Intel declined to make Mr. Swan and Mr. Gelsinger available for interviews.
Many of Intel’s key leadership departures in recent years occurred under Brian Krzanich, the chief executive who was forced out in 2018 after a consensual affair with a subordinate. But Intel suffered a blow last year when Jim Keller, a celebrated engineer who was helping to overhaul development processes, left the company.
Venkata Renduchintala, a former Qualcomm manager who had been trying to help Intel recover from its manufacturing problems, also departed in 2020 after Intel disclosed that its next production process would be delayed.
Mr. Swan, 60, is credited with helping to ease internal squabbling at the company, and spearheaded changes aimed at taking Intel into other markets, such as gear for cellular base stations. He also shed ailing businesses, selling a unit that designed wireless chips to Apple and another making a variety of memory chips to SK Hynix.
But analysts said he lacked the background to make tough technical decisions.
“Chip problems take years to address, and while Swan accomplished a lot, it wasn’t enough,” said Patrick Moorhead, an analyst with Moor Insights & Strategy. He added that he expected Mr. Gelsinger “to focus on the company’s engineering culture.”
Mr. Gelsinger faces daunting issues. One is how to respond to Intel’s manufacturing problems. Besides making engineering improvements, Mr. Swan signaled that Intel might take the radical step of turning beyond its own factories for some of its flagship chips. The company already uses TSMC to make some products, but outsourcing some of its most important processors would be a blow to Intel’s image. The issue is expected to be addressed along with Intel’s fourth quarter financial results on Jan. 21.
Third Point has also raised the issue of whether Intel should continue to keep both design and manufacturing operations and whether it should spin off some unsuccessful acquisitions.

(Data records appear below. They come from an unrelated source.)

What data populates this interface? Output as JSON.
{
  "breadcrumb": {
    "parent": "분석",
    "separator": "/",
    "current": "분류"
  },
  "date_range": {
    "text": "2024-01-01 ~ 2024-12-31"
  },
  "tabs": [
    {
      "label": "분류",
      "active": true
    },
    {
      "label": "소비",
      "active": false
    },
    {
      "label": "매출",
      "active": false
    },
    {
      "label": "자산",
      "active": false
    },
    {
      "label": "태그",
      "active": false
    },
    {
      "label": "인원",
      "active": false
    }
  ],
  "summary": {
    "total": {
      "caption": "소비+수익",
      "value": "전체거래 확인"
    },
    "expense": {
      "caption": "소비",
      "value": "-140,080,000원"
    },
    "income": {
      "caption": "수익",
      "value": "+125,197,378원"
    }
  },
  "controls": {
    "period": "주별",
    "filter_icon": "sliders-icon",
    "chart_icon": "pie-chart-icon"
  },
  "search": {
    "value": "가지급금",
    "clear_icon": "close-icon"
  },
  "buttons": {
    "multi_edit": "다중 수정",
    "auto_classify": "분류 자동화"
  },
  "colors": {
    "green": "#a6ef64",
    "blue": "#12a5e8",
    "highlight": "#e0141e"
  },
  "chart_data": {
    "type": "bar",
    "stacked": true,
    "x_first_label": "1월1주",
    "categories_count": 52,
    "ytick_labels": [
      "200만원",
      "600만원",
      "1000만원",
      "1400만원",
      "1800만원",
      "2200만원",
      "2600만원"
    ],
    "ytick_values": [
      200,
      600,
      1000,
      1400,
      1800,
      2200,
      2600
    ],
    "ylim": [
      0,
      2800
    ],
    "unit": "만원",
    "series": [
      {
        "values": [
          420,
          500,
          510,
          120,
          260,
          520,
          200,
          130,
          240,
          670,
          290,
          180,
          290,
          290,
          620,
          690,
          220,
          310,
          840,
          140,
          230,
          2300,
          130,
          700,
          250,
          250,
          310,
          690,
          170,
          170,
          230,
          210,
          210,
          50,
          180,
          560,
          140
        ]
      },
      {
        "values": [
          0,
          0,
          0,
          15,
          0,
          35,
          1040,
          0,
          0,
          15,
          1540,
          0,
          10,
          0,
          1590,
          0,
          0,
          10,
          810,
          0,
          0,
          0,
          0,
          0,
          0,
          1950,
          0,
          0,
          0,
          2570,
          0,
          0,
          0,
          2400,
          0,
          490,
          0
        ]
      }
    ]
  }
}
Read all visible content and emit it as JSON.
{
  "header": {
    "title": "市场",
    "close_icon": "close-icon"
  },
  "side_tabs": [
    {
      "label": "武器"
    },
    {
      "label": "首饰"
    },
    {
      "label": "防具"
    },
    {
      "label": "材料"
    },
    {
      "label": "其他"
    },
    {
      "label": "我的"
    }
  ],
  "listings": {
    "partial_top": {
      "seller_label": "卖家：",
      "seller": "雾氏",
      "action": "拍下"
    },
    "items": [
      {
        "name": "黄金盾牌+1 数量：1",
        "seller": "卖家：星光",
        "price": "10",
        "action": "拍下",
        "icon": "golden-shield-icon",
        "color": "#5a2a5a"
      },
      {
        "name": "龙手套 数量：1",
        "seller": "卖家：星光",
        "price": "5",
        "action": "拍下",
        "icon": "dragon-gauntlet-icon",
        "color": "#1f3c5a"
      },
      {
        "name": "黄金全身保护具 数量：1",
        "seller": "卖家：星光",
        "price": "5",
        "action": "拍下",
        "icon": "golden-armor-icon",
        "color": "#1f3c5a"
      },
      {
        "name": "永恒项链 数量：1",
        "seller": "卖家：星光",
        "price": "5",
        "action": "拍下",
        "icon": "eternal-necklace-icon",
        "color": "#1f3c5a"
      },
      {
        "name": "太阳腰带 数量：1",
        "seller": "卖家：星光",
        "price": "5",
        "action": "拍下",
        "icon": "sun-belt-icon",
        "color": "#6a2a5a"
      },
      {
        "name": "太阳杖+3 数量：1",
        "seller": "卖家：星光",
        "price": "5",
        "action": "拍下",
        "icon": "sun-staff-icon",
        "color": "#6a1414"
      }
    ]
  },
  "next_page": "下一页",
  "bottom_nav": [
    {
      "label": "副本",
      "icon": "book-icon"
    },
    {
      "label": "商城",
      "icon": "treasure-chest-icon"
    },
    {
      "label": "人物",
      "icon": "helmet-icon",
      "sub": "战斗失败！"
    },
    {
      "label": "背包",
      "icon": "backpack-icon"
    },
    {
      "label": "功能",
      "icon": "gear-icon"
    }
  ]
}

At the same time, Intel must counter invigorated competition from the chip designers Advanced Micro Devices and Nvidia. Both exploit the advanced manufacturing services in Asia, and their share prices have surged while Intel’s has languished.